*** Opening Raw data ***
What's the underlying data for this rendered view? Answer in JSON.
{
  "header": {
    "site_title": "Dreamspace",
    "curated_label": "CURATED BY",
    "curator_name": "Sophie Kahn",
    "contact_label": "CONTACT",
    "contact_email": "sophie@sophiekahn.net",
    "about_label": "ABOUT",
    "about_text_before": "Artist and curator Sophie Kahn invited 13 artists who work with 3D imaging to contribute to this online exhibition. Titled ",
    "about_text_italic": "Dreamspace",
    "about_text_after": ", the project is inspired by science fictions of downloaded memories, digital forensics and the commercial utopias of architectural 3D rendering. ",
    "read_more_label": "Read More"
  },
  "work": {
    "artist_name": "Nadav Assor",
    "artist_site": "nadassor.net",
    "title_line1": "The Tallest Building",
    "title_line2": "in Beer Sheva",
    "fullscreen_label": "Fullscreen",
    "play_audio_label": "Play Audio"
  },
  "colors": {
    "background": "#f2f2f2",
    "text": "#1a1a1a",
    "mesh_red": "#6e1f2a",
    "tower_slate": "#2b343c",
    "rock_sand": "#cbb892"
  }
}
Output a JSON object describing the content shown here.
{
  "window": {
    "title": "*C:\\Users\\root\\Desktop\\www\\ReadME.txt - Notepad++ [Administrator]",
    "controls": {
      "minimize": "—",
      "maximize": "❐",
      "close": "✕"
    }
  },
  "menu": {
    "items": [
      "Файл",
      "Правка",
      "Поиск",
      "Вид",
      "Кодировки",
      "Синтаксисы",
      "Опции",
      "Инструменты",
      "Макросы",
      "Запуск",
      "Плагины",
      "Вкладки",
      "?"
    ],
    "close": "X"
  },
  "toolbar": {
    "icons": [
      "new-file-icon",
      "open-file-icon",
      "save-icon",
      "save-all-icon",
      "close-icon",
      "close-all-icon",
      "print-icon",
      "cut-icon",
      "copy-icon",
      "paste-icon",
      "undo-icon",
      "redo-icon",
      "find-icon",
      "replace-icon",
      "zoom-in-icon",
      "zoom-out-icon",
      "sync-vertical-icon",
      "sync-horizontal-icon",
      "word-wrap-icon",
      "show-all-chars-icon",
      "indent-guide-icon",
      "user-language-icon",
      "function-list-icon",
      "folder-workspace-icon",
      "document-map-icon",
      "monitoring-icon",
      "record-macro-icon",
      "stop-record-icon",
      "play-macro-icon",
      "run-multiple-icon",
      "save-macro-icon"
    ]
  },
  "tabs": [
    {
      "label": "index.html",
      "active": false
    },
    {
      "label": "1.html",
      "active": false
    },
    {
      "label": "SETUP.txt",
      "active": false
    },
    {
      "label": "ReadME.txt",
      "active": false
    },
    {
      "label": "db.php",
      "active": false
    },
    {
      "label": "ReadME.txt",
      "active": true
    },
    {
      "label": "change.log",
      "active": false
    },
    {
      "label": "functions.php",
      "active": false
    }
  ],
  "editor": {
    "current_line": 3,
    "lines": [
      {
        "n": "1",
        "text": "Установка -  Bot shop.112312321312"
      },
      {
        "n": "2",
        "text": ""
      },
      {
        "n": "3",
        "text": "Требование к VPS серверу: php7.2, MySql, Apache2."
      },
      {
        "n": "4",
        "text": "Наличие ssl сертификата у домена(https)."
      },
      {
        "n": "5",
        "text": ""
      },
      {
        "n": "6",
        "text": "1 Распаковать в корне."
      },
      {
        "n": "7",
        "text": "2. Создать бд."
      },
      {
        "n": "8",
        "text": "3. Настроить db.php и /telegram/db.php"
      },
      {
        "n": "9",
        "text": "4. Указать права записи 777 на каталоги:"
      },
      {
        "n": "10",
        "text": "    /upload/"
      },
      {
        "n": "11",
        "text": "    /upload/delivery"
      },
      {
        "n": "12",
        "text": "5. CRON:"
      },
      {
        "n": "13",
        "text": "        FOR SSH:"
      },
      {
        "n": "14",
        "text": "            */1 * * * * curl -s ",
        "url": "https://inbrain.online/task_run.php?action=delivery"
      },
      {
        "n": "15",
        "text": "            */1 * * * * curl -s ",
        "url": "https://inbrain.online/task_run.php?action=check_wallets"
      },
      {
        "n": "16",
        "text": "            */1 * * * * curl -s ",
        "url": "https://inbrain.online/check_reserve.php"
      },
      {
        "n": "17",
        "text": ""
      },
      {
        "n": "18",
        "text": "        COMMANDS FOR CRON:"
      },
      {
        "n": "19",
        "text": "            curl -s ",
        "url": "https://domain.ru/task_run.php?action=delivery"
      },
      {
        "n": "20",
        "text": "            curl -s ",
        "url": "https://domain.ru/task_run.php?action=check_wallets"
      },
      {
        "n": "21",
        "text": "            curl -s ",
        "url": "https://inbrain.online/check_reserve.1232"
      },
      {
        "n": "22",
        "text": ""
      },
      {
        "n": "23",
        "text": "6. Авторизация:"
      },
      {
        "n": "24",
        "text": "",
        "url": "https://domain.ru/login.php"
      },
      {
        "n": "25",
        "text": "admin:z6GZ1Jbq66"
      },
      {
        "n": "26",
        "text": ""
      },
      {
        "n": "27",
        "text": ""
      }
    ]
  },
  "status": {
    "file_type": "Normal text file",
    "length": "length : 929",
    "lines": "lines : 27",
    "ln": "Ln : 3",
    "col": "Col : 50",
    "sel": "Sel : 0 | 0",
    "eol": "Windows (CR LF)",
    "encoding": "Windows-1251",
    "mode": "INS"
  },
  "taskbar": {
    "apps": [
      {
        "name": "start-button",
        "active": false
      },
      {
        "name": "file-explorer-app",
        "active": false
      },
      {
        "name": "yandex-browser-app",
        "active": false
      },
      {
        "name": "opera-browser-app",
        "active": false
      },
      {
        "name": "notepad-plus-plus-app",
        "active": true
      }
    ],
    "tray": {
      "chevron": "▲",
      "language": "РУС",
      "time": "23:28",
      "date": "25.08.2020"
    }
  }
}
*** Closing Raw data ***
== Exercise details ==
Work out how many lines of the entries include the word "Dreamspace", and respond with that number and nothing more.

== Solution below ==
2